▸ About this task
The lines to copy are those holding the string "JSON" in the entries below.

(Collected data)
+-------+

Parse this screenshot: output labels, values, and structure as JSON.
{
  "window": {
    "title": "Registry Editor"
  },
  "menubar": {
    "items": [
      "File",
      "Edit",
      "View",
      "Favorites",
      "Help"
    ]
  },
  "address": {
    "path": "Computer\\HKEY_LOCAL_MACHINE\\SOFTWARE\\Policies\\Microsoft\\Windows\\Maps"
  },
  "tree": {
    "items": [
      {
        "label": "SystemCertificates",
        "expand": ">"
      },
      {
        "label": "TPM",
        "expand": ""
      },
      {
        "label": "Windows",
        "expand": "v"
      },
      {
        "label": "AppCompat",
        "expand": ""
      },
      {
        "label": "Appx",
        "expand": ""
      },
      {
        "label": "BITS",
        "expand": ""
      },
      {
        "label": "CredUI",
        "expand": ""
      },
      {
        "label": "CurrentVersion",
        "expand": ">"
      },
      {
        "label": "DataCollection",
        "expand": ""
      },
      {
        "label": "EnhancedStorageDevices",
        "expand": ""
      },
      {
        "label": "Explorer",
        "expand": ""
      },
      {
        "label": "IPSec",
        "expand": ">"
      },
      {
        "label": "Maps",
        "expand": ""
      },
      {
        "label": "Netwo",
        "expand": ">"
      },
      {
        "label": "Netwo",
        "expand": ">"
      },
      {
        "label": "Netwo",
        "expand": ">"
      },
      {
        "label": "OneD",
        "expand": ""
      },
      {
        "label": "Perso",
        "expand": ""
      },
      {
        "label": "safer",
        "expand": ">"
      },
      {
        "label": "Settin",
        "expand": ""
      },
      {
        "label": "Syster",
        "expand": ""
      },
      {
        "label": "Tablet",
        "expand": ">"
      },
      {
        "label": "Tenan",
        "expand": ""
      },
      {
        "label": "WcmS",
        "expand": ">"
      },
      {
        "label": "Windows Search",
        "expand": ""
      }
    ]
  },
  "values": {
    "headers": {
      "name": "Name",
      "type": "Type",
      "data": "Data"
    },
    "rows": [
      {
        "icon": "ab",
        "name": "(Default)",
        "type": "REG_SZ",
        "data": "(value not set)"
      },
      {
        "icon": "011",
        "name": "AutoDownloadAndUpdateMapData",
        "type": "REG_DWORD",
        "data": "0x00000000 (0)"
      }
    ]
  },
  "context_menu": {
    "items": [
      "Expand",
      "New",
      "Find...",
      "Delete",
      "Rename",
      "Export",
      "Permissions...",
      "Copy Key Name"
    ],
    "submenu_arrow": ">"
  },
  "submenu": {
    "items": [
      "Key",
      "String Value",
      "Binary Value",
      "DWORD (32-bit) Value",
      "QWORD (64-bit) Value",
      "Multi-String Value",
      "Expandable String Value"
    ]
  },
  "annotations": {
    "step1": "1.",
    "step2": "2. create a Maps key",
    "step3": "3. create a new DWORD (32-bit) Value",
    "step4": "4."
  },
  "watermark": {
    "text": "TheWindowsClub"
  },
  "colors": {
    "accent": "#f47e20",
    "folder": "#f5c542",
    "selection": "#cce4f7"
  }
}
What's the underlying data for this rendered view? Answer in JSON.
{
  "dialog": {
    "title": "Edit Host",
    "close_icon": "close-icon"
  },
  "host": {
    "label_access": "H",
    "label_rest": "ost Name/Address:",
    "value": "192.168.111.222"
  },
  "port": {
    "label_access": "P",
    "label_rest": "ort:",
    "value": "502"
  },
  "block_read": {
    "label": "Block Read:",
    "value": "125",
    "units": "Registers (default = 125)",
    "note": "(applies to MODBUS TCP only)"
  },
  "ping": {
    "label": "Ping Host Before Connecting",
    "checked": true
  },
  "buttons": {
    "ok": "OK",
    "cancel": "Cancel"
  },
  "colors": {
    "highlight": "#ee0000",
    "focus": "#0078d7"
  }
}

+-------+

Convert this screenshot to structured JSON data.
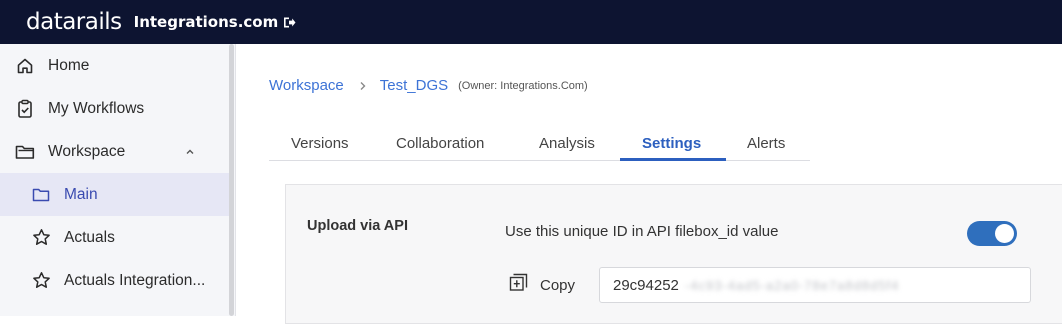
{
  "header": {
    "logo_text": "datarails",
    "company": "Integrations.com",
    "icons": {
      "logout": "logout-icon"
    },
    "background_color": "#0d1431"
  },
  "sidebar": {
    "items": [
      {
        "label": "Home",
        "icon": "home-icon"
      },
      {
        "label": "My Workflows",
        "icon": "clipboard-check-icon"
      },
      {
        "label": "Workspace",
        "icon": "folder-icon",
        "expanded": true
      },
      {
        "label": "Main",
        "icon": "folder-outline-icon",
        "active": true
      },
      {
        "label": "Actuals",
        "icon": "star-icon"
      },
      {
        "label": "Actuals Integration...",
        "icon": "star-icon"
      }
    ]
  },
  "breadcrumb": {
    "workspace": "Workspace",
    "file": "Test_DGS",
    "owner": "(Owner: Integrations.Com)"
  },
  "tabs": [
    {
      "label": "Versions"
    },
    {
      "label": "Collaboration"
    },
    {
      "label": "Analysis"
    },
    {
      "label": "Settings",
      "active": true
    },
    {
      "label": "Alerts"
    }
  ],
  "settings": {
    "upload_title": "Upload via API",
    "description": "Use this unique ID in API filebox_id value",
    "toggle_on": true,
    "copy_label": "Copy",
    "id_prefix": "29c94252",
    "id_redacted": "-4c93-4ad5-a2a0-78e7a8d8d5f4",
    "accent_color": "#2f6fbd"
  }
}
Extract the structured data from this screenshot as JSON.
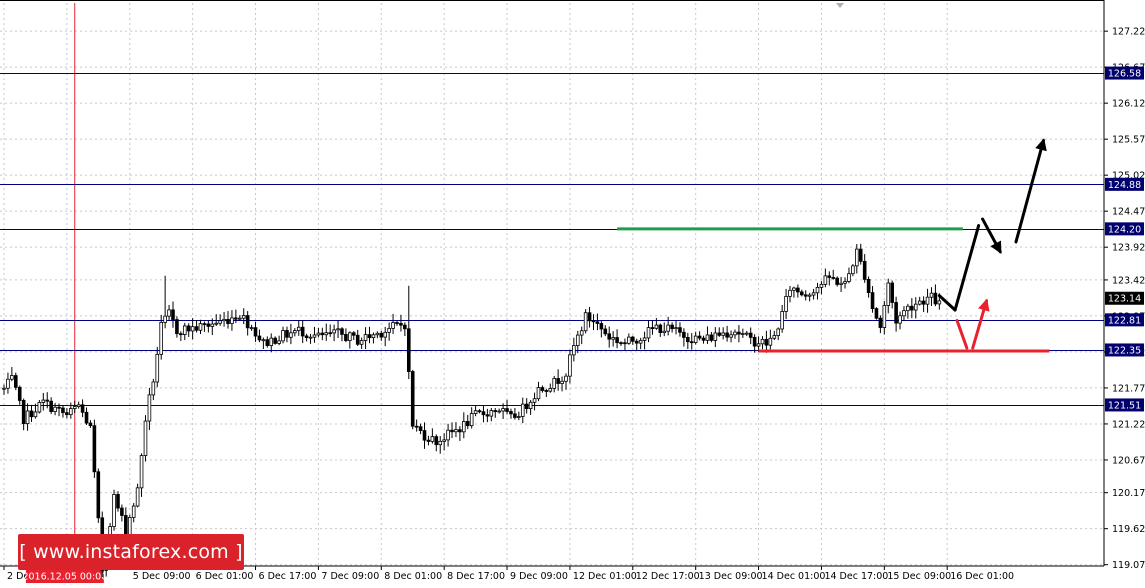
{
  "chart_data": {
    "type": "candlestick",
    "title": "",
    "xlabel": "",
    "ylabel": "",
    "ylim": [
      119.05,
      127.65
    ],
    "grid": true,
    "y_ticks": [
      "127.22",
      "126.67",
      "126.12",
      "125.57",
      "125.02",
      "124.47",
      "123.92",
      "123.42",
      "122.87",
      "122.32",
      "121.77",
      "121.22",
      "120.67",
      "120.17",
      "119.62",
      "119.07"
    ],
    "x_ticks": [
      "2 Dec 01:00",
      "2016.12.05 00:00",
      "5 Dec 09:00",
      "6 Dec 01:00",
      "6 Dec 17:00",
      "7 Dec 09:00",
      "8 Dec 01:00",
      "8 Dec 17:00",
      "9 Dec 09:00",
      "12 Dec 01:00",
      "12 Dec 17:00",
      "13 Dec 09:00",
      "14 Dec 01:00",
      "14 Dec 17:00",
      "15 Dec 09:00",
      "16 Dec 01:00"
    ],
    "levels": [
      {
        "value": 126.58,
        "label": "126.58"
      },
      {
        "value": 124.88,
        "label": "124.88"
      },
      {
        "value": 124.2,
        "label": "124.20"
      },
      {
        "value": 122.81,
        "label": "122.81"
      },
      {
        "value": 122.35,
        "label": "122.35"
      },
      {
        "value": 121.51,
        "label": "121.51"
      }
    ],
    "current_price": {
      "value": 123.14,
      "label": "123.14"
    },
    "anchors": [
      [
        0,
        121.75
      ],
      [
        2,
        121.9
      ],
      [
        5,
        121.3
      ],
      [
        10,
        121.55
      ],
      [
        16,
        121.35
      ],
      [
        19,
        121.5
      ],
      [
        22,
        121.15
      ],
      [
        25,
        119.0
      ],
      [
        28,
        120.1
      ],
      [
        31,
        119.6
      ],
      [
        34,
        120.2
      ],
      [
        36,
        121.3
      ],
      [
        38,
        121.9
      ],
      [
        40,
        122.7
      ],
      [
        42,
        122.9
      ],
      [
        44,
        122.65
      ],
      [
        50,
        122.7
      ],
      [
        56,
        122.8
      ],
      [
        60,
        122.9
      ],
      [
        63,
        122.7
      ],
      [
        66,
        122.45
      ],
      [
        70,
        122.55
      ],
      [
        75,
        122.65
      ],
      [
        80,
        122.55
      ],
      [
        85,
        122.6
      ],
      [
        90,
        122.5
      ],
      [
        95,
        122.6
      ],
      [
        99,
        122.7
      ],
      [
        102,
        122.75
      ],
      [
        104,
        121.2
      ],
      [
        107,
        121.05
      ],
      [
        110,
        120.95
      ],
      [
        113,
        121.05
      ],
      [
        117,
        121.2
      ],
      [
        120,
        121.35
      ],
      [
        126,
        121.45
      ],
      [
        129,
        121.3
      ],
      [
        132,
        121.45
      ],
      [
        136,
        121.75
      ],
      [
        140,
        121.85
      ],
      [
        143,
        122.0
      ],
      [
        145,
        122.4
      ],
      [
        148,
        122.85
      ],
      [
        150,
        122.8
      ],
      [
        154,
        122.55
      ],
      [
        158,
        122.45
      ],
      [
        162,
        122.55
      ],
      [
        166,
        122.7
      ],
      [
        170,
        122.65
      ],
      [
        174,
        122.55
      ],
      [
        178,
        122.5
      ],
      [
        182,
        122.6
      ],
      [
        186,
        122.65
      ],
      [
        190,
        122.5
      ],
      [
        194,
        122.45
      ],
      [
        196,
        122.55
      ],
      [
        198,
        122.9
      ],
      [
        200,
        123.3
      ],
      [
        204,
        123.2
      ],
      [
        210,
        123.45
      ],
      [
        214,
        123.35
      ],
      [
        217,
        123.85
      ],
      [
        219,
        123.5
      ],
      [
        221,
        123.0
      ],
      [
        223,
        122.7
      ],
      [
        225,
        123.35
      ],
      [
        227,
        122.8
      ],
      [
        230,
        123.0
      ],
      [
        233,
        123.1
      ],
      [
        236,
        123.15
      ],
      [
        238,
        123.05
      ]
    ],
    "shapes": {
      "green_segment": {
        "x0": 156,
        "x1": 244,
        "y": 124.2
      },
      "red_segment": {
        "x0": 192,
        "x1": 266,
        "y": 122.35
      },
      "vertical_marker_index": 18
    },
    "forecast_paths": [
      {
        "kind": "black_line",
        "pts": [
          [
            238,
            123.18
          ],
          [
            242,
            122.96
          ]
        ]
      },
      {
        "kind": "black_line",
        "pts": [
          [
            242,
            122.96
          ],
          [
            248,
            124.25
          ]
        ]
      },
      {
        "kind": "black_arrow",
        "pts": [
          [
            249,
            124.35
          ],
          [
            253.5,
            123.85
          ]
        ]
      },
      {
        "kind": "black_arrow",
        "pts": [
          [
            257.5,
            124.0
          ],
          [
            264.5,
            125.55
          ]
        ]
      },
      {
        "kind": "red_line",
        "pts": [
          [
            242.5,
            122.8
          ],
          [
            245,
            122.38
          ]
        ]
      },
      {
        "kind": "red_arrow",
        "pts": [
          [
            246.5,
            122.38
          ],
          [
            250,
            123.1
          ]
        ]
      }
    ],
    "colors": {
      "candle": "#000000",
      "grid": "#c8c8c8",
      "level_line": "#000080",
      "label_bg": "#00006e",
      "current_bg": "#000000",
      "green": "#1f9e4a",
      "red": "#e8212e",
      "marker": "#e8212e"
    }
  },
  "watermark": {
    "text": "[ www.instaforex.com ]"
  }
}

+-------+

▸ Written response
Parse this screenshot: output labels, values, and structure as JSON.
What's the underlying data for this rendered view? Answer in JSON.
Convert this screenshot to structured JSON data.
Extract the structured data from this screenshot as JSON.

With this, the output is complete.